Look for the string "with" in the data below, and copy each line that holds it.

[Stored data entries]
--- START ---

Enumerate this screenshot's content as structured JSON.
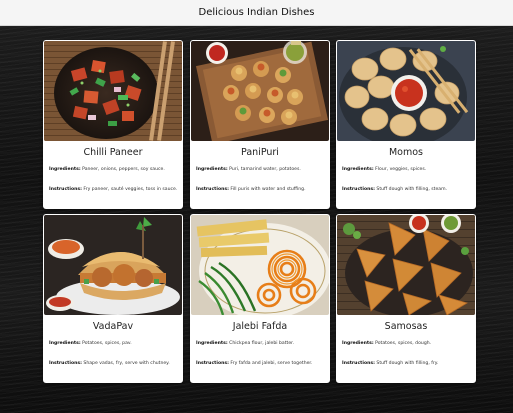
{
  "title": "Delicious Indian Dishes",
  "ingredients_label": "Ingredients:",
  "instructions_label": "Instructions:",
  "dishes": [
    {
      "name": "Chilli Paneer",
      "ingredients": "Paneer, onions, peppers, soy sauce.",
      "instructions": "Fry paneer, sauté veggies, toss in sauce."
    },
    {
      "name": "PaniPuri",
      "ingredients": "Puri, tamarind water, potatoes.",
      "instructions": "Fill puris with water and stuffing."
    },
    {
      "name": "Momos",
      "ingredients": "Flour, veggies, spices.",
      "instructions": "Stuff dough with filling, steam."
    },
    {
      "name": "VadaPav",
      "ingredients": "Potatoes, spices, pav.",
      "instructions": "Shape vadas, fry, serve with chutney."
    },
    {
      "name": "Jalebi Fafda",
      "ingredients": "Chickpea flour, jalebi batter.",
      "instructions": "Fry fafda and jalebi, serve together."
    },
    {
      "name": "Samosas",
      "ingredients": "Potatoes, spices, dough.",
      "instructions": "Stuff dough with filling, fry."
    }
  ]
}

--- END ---
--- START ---

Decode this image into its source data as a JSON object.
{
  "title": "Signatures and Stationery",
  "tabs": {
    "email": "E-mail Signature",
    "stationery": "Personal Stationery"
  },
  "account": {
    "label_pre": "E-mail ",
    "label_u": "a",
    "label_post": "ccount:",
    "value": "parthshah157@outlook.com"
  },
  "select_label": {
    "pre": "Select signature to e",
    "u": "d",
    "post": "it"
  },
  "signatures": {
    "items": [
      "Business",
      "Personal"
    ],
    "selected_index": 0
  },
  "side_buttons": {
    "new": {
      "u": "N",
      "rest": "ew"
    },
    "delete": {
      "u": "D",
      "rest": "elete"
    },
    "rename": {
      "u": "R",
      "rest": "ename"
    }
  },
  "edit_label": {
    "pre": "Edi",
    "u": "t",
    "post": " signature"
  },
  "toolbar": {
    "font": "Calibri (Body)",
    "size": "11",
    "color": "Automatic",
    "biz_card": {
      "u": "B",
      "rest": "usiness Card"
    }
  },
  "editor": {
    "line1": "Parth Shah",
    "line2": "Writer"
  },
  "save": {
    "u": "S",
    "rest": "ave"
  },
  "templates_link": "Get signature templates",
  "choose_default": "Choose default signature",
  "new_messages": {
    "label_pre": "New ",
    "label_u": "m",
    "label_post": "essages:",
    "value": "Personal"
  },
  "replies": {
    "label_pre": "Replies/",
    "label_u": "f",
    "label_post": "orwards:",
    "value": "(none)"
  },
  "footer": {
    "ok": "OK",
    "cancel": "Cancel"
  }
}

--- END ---

Exercise result:
      "instructions": "Fill puris with water and stuffing."
      "instructions": "Stuff dough with filling, steam."
      "instructions": "Shape vadas, fry, serve with chutney."
      "instructions": "Stuff dough with filling, fry."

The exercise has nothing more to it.